They are talking about carbon dioxide (CO2, one carbon atom combined with two oxygen atoms), not carbon (C). There's a very large difference. I haven't heard of anyone having problems with carbon (C). I've heard a lot about supposed increased levels of carbon dioxide (CO2) supposedly causing global warming. All known life has carbon (C) as the most important component to it's molecular structure. Carbon dioxide (CO2), however, is necessary for plant life, which is at the bottom of our food chain. Carbon dioxide (CO2) makes up a very tiny percentage (0.036% to 0.039%) of our atmosphere, even after all the carbon dioxide (CO2) added to the atmosphere from humans and their tools. Now I suspect this extra carbon dioxide (CO2) and possible increase in temperature is good for plant life, which is in turn good for us. However, there are also weather concerns related to "global warming", though I don't know how concerned we should be about them. Too much carbon dioxide (CO2) is bad for humans, but I think the amount is significantly higher than what is currently in our atmosphere (in the area of 1% you start to see effects such as drowsiness after prolonged exposure, at 8% it causes headache, sweating, dim vision, tremor and loss of consciousness after exposure for between five and ten minutes...see wikipedia).

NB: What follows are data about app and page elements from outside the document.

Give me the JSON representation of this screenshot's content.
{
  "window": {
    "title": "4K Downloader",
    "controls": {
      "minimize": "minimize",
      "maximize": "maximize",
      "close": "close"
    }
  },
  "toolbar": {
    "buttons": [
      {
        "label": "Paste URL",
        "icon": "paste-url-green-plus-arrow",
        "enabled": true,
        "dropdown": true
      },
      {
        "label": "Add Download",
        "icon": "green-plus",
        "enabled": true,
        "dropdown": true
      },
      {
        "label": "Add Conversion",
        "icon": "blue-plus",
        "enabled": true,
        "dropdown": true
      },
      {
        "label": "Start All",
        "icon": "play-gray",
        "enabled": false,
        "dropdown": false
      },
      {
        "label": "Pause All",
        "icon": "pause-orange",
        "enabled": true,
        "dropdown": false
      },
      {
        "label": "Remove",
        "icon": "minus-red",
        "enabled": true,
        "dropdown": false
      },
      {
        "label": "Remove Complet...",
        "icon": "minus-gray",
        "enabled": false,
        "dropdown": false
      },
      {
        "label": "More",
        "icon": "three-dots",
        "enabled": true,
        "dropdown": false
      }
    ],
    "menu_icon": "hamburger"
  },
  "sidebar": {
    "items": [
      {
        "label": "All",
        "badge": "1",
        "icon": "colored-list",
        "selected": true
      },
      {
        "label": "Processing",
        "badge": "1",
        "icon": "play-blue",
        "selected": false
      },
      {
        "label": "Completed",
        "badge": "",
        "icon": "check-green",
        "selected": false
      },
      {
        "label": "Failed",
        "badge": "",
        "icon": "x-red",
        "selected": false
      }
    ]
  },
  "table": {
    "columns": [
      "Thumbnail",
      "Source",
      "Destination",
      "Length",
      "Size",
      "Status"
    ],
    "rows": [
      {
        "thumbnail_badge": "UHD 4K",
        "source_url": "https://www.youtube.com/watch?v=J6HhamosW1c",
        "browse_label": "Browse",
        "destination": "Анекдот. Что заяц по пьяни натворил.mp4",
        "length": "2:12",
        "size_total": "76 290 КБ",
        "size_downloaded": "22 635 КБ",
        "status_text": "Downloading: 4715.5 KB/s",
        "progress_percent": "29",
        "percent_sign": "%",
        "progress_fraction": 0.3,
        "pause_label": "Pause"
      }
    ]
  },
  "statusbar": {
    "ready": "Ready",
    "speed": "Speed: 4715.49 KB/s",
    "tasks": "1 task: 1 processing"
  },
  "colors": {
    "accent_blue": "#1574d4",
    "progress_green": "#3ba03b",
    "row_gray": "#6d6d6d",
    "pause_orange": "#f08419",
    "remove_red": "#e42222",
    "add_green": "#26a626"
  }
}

But the politicians main concern is global warming. So now they are favoring carbon dioxide (CO2) reducing regulations and financial incentives in attempt to basically control the weather. Most likely the government will be incapable of achieving whatever levels of carbon dioxide (CO2) it thinks is "good" without side-effects. There's also a risk of over-shooting and lowering carbon dioxide (CO2) levels to dangerously low levels, suffocating plant life, leading to food shortages (practically everything we eat is either a plant, or itself eats plants...I'm not sure how fungus (mushrooms) fit into everything, though, but I seriously doubt they provide all the nutrition humans need).

So no, I seriously don't think they're talking about carbon (C), but rather carbon dioxide (CO2). Whether they're talking about "reducing carbon", it doesn't necessarily have anything to do with reducing you.